Your goal:
For every line in the records below that contains the word "World", add one to a count, and report only that count.

Dataset entries:
_ _ _

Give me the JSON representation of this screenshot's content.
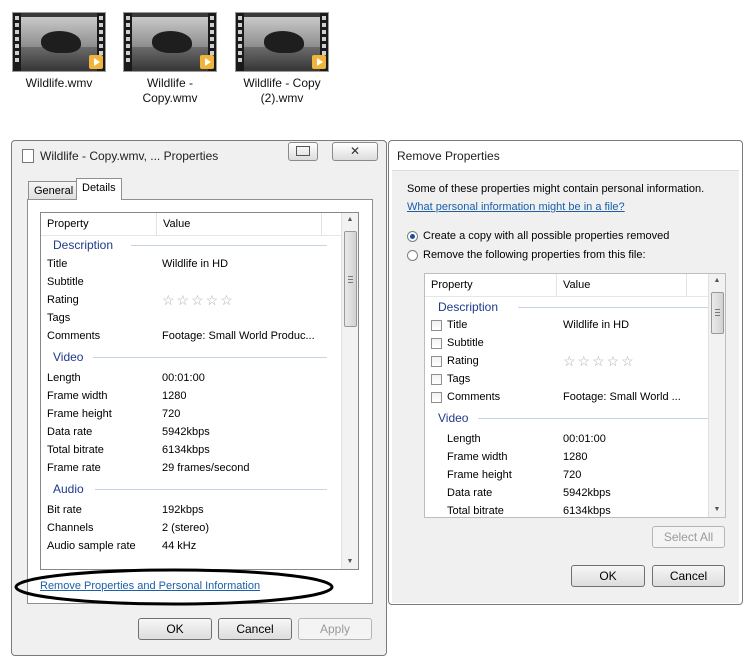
{
  "files": [
    {
      "name": "Wildlife.wmv"
    },
    {
      "name": "Wildlife -\nCopy.wmv"
    },
    {
      "name": "Wildlife - Copy\n(2).wmv"
    }
  ],
  "props_dialog": {
    "title": "Wildlife - Copy.wmv, ... Properties",
    "close_glyph": "✕",
    "tabs": [
      "General",
      "Details"
    ],
    "active_tab": "Details",
    "columns": [
      "Property",
      "Value"
    ],
    "groups": [
      {
        "label": "Description",
        "rows": [
          {
            "property": "Title",
            "value": "Wildlife in HD"
          },
          {
            "property": "Subtitle",
            "value": ""
          },
          {
            "property": "Rating",
            "value": "☆☆☆☆☆"
          },
          {
            "property": "Tags",
            "value": ""
          },
          {
            "property": "Comments",
            "value": "Footage: Small World Produc..."
          }
        ]
      },
      {
        "label": "Video",
        "rows": [
          {
            "property": "Length",
            "value": "00:01:00"
          },
          {
            "property": "Frame width",
            "value": "1280"
          },
          {
            "property": "Frame height",
            "value": "720"
          },
          {
            "property": "Data rate",
            "value": "5942kbps"
          },
          {
            "property": "Total bitrate",
            "value": "6134kbps"
          },
          {
            "property": "Frame rate",
            "value": "29 frames/second"
          }
        ]
      },
      {
        "label": "Audio",
        "rows": [
          {
            "property": "Bit rate",
            "value": "192kbps"
          },
          {
            "property": "Channels",
            "value": "2 (stereo)"
          },
          {
            "property": "Audio sample rate",
            "value": "44 kHz"
          }
        ]
      }
    ],
    "remove_link": "Remove Properties and Personal Information",
    "buttons": {
      "ok": "OK",
      "cancel": "Cancel",
      "apply": "Apply"
    }
  },
  "remove_dialog": {
    "title": "Remove Properties",
    "intro": "Some of these properties might contain personal information.",
    "info_link": "What personal information might be in a file?",
    "option_copy": "Create a copy with all possible properties removed",
    "option_remove": "Remove the following properties from this file:",
    "selected_option": "copy",
    "columns": [
      "Property",
      "Value"
    ],
    "groups": [
      {
        "label": "Description",
        "rows": [
          {
            "property": "Title",
            "value": "Wildlife in HD",
            "checkbox": true
          },
          {
            "property": "Subtitle",
            "value": "",
            "checkbox": true
          },
          {
            "property": "Rating",
            "value": "☆☆☆☆☆",
            "checkbox": true
          },
          {
            "property": "Tags",
            "value": "",
            "checkbox": true
          },
          {
            "property": "Comments",
            "value": "Footage: Small World ...",
            "checkbox": true
          }
        ]
      },
      {
        "label": "Video",
        "rows": [
          {
            "property": "Length",
            "value": "00:01:00"
          },
          {
            "property": "Frame width",
            "value": "1280"
          },
          {
            "property": "Frame height",
            "value": "720"
          },
          {
            "property": "Data rate",
            "value": "5942kbps"
          },
          {
            "property": "Total bitrate",
            "value": "6134kbps"
          }
        ]
      }
    ],
    "buttons": {
      "select_all": "Select All",
      "ok": "OK",
      "cancel": "Cancel"
    }
  },
  "colors": {
    "link": "#1a5fa8",
    "group_header": "#1e3a8a",
    "annotation_ellipse": "#000000"
  }
}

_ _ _

Your response:
2